Most Christians, including Dobson, have chosen both Option 1 & Option 2, although Dobson clearly has not engaged in judgment against those of us who celebrate the biblical festivals.

Option # 3: Celebrate both the Christianized pagan festivals and the biblical festivals. This would certainly make for a busy calendar. But practically, since each represents opposite and conflicting traditions, I doubt a serious and intellectually engaged Christian would be comfortable standing on both sides of this issue.

Option # 4: Acknowledge the pagan religious practices and origins of Christmas and choose not to get involved.

Option # 5: Acknowledge the divine origins of the seven biblical festivals and celebrate them as part of your Christian worship. Acknowledge that they commemorate the magnalia dei, the mighty salvational acts of God — past, present, and future — and include them in your yearly calendar to be shared with family and fellow Christians.

There are other options, but these are sufficient as my purpose here is to contrast two different approaches toward choosing which religious days to celebrate. Celebration of secular holidays is of no concern here, only days that have religious worship as an integral part of their significance.

Dr. Dobson is right to conclude that Christians today are not consciously (or unconsciously) worshipping Roman deities in their Christmas celebrations. God does look upon the heart of one’s intellect, and in their hearts most people who give religious importance to Christmas give it to honor Christ. Whether Christ is pleased with this sort of worship is another question which should be considered. Of course, the majority of Christmas celebrators think little about Christ and a lot about everything else. But for those serious Christians, I think it wrong to judge their Christmas keeping as idolatry. (The sin of idolatry nevertheless does exist, note Dobson’s concern above regarding materialism; and it comes in many manifestations and is probably one of the most common sins on earth.) It is also wrong to judge those who keep the biblical festivals as being legalists, Judaizers, or worse.

If idolatry, strictly speaking, is not involved in Christian Christmas keeping, bad judgment might be. We all make choices, some good, some not. Choosing a religious calendar of celebrations based on pagan deities over one based on the Bible and the One True God, is by any measure a bad exchange. Trading precious and stunningly beautiful jewels of truth by the whole carats, for fables, made-in-China plastic Santas and nativity scenes with light bulbs in them, is a bad deal.

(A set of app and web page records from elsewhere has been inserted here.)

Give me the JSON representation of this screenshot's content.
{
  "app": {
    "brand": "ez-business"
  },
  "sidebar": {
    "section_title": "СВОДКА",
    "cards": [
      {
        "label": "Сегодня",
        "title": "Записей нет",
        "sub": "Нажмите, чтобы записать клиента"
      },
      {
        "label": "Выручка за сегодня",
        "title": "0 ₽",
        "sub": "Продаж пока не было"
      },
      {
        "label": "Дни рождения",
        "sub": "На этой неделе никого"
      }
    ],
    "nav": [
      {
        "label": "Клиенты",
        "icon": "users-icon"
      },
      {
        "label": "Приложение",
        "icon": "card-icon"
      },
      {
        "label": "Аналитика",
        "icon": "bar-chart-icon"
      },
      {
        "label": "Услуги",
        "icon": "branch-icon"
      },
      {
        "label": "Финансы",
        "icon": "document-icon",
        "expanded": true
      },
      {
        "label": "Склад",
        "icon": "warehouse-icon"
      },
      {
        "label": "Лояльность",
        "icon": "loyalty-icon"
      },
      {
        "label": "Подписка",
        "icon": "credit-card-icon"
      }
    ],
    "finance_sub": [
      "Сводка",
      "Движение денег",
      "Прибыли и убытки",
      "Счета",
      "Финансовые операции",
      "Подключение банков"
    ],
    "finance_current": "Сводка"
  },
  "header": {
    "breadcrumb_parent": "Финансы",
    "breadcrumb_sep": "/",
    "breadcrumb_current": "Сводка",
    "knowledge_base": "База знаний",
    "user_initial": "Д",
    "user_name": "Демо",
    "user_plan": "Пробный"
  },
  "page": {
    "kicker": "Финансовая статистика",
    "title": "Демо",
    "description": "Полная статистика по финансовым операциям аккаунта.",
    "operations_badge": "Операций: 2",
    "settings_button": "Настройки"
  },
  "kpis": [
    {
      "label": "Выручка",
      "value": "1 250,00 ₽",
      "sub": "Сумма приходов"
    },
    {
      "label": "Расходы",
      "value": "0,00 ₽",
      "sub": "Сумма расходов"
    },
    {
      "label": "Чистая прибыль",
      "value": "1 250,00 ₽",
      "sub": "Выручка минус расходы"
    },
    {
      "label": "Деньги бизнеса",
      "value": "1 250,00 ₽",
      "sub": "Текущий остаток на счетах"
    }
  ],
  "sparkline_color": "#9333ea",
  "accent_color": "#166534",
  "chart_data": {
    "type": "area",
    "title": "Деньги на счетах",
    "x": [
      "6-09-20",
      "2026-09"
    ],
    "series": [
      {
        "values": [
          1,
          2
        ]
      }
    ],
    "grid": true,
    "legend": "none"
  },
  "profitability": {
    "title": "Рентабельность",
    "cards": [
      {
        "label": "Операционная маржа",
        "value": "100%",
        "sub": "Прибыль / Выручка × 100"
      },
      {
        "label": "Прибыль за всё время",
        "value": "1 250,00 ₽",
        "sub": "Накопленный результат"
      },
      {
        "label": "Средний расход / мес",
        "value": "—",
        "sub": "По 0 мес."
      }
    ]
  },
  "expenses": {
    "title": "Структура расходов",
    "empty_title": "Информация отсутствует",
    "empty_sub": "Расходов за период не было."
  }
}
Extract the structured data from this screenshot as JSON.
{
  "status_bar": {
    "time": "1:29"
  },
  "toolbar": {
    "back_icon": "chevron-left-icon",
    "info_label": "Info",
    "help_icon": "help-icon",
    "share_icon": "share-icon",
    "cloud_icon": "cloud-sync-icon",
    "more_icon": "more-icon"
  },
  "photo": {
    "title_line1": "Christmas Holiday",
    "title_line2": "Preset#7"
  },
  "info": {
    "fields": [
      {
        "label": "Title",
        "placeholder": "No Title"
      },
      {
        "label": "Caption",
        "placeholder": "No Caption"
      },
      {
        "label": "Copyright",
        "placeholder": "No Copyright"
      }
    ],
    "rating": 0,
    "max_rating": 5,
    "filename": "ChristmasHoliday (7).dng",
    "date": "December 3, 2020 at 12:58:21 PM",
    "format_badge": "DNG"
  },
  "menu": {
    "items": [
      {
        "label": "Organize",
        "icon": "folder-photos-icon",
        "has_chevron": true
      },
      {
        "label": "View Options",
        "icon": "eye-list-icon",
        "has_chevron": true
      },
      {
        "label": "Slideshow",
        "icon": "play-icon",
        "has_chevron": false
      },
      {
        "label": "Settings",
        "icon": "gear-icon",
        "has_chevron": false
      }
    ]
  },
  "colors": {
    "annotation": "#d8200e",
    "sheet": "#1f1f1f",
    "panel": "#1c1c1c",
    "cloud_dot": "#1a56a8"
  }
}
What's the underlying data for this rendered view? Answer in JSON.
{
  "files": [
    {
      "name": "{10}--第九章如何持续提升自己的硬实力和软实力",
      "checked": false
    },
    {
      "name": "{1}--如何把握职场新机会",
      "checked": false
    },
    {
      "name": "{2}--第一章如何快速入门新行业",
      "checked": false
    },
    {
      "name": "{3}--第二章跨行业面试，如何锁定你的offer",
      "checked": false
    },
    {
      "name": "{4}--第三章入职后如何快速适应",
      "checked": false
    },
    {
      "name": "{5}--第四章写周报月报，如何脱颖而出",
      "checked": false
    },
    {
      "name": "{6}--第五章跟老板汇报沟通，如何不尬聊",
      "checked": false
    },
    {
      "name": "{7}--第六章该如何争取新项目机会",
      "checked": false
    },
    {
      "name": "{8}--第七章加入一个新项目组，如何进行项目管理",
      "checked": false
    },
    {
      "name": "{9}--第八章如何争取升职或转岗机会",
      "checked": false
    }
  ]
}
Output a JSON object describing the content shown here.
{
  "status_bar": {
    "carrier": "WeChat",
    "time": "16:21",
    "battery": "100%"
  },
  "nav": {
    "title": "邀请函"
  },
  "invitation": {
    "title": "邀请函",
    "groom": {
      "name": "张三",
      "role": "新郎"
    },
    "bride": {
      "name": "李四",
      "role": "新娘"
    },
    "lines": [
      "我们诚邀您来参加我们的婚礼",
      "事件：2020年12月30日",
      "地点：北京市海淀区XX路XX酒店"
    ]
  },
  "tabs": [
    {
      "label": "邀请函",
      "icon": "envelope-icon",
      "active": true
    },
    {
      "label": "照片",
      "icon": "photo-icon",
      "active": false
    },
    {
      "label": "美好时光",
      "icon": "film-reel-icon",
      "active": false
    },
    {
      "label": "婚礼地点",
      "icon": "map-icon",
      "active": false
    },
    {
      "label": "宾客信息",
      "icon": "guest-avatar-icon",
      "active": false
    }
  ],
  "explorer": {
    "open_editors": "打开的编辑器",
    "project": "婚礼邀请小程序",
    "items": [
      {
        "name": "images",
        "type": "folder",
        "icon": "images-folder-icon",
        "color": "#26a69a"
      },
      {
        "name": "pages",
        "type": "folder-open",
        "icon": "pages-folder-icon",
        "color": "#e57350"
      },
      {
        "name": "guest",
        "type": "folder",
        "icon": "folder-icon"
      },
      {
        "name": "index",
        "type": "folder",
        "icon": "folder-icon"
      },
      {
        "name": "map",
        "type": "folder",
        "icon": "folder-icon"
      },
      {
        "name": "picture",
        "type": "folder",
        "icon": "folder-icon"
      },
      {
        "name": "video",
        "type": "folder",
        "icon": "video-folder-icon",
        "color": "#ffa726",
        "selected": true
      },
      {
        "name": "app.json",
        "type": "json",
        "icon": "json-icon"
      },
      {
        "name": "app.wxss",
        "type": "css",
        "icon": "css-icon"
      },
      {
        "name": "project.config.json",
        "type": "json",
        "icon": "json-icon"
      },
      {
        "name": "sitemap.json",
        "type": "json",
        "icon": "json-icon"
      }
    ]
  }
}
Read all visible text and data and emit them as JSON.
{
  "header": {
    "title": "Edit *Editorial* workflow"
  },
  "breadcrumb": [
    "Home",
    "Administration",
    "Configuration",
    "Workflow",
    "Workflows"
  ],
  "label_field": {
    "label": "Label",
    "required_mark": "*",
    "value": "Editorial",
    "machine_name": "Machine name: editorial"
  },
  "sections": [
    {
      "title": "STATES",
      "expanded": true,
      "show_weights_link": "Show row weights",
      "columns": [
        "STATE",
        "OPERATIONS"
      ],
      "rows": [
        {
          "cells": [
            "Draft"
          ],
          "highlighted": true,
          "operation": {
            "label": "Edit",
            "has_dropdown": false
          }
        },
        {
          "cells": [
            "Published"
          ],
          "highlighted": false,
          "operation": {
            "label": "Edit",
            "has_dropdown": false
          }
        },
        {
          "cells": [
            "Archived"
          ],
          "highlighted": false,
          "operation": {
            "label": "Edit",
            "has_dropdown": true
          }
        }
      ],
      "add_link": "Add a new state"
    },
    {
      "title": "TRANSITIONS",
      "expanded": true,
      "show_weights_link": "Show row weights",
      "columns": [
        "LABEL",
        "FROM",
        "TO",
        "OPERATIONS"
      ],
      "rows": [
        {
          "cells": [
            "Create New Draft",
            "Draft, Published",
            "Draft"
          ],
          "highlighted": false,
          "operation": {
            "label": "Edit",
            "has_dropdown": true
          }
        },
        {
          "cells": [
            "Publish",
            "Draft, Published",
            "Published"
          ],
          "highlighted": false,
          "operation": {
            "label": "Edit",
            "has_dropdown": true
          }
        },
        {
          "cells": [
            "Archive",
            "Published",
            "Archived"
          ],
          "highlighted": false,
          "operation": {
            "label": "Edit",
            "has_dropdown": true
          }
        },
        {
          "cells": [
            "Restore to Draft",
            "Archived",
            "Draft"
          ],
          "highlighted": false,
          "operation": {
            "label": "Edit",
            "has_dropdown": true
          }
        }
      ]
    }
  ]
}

Then why have so many intelligent and well-meaning Christians made just such an exchange? Ignorance of the facts might explain the most of it, but there is as well this fact of human nature: It is easier to go along to get along. Emperor Constantine figured that out. Baptizing paganism may be good, strategic public policy to “convert” an empire, but is it good theology? Is it a good exchange? Consider the exchange: An enlightened, unique package of biblical days which tell the orderly story of God’s Grand Plan of Salvation, exchanged for days that must be constantly separated from their pagan baggage.

Dr. Dobson and many fine Christians like him work hard to put a Christian spin to Christmas, and they do a good job. And for their good intentions, I applaud them. But we should go beyond good intentions. There is a more God-centered option that affords us all the benefits of family togetherness around festive holiday seasons, while teaching the uncorrupted and pure message of salvation. If you would like to know more about the biblical festivals write us for Dr. Charles Dorothy’s article Rediscovering Biblical Celebrations. It is time we Christmas-keeping Christians stand back and take a careful look at what we have rejected in favor of what we have accepted.

The wily Emperor’s present of Christmas doesn’t fit true Christianity — it should be returned for a refund.